▶ [Work task]
Show all lines of the listing that hold the word "image".

[Available data — start]

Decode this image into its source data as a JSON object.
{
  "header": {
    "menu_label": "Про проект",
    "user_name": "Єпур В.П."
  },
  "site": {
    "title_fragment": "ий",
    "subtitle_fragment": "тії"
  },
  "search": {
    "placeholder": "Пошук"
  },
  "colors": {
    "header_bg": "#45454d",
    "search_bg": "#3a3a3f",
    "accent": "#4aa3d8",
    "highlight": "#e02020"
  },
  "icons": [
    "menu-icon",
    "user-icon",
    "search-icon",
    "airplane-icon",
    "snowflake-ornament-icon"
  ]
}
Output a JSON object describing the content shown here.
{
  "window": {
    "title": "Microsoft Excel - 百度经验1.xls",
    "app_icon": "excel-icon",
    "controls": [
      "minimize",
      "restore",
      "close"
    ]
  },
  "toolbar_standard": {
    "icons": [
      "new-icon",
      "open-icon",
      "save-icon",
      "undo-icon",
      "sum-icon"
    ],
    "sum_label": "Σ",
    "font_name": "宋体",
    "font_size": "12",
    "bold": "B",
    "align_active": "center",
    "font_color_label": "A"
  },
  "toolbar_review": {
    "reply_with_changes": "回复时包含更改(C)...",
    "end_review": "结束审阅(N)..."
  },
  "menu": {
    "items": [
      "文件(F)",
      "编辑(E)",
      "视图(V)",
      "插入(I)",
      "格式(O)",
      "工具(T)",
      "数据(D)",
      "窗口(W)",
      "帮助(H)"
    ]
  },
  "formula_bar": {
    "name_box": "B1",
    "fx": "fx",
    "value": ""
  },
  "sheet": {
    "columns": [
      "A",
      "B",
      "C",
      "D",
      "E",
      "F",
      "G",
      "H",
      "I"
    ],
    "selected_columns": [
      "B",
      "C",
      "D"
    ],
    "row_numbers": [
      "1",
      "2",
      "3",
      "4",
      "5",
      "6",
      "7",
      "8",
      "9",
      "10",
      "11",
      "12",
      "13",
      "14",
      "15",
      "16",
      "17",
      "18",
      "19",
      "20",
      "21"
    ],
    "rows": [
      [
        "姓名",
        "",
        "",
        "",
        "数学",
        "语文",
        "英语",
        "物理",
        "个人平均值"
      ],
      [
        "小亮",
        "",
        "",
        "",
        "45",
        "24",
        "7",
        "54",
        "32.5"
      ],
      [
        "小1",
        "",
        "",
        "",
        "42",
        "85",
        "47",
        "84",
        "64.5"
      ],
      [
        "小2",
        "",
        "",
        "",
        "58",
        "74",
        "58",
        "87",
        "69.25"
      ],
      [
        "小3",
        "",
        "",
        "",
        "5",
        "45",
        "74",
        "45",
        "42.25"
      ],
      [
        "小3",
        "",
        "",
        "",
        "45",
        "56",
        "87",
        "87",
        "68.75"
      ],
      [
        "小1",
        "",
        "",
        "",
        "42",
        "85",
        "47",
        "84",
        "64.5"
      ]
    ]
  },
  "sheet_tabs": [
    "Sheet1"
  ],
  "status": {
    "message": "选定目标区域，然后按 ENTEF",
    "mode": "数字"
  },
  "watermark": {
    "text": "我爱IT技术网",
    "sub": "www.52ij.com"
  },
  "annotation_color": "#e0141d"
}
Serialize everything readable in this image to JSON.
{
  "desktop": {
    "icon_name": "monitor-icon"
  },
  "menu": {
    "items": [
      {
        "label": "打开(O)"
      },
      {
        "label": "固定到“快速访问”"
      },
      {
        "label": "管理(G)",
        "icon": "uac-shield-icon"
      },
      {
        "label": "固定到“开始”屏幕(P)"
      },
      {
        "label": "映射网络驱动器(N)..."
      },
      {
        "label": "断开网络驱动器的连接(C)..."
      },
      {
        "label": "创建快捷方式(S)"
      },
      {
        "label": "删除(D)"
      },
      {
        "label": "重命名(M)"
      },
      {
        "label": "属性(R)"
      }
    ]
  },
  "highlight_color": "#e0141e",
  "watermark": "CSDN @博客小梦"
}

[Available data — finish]

▶ [Answer box]
Decode this image into its source data as a JSON object.
Serialize everything readable in this image to JSON.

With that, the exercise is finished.